Islam and Terror: After London, Lessons for the United States
Recorded on September 20, 2005
Location: The Heritage Foundation's Lehrman Auditorium
The attacks in London this past July have been described as a
"wake up" call to many. These attacks were different from the 9/11
attacks in that the terrorists were "home-grown." Most of the
people who participated in them were raised in British society and
educated in British schools. And yet, they radicalized to the
extent that they could plan to kill large numbers of their own
neighbors and countrymen. These attacks have prompted a number of
Western Muslim scholars to issue "fatwas" against terrorism and to
re-double their efforts to understand their own communities and the
young people who grow up in those communities. The London attacks
have also spurred Western governments to seriously re-examine their
relationships with these communities. For example, Prime Minister
Blair has established seven committees of British Muslim leaders to
develop specific proposals for the government on issues such as
preventing radicalization, reforming the educational system, and
regulating foreign imams and mosques.
Questions to be addressed by our panel will include: In the wake
of the London attacks, what are the lessons for the American Muslim
and Arab populations? What are the lessons for the U.S. Government?
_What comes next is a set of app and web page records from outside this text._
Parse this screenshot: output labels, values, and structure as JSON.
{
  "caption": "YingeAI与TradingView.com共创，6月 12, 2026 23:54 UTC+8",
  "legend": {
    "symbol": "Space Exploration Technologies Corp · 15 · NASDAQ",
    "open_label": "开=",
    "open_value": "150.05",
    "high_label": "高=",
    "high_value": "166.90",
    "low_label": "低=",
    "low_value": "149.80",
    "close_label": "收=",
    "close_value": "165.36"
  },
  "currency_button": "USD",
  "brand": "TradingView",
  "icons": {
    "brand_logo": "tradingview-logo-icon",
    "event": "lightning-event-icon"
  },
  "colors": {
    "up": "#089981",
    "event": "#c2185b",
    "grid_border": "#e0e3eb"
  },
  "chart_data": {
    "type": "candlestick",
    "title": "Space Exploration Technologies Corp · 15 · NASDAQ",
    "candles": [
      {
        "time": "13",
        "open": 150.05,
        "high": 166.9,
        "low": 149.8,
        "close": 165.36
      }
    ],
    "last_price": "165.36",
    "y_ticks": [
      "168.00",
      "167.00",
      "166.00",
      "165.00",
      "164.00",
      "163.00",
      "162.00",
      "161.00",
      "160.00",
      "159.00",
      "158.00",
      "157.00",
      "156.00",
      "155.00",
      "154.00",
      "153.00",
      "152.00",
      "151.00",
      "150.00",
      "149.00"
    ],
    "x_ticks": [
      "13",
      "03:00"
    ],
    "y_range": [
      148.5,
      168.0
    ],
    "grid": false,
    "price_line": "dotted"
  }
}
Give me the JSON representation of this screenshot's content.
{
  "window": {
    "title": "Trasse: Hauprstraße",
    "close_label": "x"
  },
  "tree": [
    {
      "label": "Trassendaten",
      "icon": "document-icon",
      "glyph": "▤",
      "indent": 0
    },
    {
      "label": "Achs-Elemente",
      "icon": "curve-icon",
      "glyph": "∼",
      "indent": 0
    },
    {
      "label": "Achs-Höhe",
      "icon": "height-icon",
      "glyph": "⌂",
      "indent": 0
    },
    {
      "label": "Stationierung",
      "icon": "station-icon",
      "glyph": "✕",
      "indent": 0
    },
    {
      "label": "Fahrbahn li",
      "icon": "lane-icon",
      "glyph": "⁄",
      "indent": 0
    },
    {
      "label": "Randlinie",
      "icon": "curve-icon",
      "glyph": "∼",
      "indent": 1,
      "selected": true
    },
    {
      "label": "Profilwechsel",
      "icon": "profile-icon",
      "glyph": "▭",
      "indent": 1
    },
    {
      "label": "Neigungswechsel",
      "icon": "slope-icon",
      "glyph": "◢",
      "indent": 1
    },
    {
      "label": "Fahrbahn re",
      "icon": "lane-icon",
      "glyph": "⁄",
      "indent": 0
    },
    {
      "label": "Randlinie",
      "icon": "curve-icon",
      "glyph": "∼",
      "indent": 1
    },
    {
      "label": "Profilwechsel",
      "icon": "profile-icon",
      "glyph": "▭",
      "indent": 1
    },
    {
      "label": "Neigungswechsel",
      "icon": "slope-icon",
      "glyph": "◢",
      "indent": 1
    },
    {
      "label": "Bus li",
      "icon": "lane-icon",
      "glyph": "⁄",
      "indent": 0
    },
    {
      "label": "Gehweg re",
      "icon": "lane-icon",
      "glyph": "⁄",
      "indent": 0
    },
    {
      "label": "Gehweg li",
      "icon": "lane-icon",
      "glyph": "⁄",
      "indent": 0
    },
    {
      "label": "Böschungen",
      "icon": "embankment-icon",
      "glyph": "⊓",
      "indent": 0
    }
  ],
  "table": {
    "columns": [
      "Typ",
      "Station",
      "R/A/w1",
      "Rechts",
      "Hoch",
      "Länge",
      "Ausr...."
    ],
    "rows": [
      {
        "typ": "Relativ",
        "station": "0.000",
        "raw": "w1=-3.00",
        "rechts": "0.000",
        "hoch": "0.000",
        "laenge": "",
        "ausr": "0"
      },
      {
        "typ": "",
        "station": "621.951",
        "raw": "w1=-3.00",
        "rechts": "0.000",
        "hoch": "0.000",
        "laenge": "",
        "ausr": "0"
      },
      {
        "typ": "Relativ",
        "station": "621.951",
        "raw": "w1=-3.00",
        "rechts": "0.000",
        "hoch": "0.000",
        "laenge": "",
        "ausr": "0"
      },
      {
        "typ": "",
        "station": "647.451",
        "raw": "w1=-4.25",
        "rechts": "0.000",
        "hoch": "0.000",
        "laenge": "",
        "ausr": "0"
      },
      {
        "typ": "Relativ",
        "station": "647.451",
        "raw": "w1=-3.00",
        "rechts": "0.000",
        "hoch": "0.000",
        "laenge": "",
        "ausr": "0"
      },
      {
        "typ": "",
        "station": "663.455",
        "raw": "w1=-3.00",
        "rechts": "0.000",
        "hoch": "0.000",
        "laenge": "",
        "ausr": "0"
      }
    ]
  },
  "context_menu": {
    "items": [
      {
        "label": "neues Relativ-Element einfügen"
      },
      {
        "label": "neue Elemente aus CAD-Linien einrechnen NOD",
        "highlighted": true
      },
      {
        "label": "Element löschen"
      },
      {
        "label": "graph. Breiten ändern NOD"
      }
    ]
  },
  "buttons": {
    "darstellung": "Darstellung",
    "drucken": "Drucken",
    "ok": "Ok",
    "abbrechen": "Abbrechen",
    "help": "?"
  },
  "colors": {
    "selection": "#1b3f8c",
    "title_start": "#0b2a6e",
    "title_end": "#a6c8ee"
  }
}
What are the ways that the American experience is similar to or
different from the British and European experiences?